An orchid used to be a rare and pricey thing. Not so these days, reports the Wall Street Journal: Orchids have now taken the crown from poinsettias as the No. 1 potted-plant moneymaker in the US, and you can buy them at Lowe's for $5.48. Why the change, and how? We have Taiwanese entrepreneurs to thank, and the Journal likens their approach to "the energy and methods applied to making consumer electronics." The industry is based around the Phalaenopsis, or moth orchid, and dates to the 1980s, when a government-owned company switched from producing sugar to growing orchids after realizing there was more money to be had.

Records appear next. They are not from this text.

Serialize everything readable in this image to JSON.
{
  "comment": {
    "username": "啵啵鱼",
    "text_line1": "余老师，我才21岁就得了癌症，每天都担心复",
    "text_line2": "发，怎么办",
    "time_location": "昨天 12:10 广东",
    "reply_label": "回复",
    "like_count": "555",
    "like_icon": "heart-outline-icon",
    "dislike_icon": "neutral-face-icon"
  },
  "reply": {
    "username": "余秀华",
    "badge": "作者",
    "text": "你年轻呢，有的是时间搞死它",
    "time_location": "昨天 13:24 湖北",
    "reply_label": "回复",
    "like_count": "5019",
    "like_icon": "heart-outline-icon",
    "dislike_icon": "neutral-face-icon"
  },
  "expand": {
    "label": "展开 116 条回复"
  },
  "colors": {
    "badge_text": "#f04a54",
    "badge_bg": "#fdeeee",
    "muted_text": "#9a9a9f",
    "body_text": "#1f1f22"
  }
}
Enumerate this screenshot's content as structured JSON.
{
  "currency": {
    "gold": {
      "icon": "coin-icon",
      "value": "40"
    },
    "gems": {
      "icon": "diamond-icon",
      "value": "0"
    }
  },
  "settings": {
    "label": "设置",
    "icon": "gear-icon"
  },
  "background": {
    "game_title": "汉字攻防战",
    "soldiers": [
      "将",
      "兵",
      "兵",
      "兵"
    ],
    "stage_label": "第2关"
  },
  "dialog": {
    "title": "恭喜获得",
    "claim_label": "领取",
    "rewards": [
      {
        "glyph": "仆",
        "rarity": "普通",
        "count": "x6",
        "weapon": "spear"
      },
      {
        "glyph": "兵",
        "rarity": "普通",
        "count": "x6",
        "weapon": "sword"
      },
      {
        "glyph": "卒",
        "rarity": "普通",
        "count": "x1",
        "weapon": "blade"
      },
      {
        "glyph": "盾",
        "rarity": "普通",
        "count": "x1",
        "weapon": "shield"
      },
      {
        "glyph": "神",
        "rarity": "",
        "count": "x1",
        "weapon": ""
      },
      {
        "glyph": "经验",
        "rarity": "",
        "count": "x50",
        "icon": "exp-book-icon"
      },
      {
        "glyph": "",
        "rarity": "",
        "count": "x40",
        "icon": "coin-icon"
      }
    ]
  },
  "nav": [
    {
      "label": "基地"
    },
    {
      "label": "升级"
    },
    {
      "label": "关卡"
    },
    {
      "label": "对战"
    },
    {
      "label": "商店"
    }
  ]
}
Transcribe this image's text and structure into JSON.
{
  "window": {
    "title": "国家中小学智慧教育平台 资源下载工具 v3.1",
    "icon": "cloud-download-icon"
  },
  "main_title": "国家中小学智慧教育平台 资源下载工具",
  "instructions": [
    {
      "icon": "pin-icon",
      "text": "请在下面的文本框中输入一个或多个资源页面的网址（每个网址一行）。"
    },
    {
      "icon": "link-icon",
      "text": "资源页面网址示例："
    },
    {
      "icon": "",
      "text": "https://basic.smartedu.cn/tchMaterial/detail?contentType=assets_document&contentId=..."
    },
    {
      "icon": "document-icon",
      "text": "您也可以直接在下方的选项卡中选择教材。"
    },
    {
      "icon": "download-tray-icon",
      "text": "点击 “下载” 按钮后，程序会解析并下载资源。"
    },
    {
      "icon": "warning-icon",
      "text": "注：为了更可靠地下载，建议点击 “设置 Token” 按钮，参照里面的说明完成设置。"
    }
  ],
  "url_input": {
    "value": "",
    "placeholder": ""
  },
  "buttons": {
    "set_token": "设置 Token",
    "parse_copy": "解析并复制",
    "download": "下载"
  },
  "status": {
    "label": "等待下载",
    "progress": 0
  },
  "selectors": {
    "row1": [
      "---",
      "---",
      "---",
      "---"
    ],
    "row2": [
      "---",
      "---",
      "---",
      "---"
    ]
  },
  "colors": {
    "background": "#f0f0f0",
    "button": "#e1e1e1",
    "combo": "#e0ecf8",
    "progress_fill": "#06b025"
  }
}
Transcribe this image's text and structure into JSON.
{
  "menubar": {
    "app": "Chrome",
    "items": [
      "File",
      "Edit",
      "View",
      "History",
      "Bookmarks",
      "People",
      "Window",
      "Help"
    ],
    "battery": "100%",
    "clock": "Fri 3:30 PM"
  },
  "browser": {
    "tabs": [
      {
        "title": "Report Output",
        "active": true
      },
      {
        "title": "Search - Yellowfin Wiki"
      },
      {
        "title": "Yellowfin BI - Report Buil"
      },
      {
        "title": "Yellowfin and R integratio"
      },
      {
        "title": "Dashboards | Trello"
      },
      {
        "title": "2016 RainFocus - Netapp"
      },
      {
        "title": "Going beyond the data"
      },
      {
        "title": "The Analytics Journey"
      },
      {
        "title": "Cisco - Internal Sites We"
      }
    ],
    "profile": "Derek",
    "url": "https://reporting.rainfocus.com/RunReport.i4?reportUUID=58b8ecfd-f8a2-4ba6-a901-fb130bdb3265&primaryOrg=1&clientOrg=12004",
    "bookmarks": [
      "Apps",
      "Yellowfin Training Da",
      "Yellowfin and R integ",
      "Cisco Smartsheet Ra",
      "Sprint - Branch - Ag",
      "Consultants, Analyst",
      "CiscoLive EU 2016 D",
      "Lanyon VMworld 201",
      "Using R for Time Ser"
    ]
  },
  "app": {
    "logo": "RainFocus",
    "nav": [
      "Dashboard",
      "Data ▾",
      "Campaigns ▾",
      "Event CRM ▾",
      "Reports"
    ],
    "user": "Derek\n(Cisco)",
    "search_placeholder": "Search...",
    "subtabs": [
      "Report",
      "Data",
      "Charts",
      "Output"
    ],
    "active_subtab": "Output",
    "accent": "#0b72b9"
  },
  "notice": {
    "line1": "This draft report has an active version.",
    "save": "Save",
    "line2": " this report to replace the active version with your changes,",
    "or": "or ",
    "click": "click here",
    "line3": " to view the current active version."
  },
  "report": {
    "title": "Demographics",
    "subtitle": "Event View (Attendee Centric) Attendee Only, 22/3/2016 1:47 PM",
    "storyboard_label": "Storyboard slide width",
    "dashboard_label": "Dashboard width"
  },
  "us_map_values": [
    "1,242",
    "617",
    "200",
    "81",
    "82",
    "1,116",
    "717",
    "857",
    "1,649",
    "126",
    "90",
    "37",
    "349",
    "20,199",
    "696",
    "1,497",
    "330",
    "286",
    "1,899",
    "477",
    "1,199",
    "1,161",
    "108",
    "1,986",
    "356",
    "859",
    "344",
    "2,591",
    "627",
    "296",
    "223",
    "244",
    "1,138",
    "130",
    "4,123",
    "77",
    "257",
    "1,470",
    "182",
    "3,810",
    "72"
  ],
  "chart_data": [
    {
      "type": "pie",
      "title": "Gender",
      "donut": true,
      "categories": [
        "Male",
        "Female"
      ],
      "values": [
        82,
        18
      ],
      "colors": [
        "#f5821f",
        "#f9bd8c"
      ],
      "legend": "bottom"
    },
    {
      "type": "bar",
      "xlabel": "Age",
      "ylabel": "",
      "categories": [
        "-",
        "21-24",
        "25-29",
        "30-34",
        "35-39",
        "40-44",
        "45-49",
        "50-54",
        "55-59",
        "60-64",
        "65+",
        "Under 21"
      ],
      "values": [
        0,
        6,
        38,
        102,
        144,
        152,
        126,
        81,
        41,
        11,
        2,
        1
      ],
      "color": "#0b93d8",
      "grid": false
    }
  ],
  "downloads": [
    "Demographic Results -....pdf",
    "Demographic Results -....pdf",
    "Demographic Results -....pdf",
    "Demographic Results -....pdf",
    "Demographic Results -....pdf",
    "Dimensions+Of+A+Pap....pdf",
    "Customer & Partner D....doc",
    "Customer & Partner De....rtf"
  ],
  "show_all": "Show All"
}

Sugarcane fields were razed to make way for greenhouses, and "an intricate orchid-production chain" formed, with small groups of independent growers overseeing various steps, from producing seedlings to repackaging the flowers as they grow over 12 to 18 months. But it's actually the Netherlands that makes the most money off orchids, though Taiwan is the world leader in exports. One Dutch rival has greenhouses in the US, and interacts directly with retailers; most growers in Taiwan, however, care for the orchid during just one stage of its development, and play no role in the ultimate sale. And they've become so efficient at what they do that margins keep shrinking as growers continually work to drive down costs. "An orchid is no longer worth what it used to be," says one grower. "We learned how to grow them too well." Click for the Journal's full piece. (Read more orchid stories.)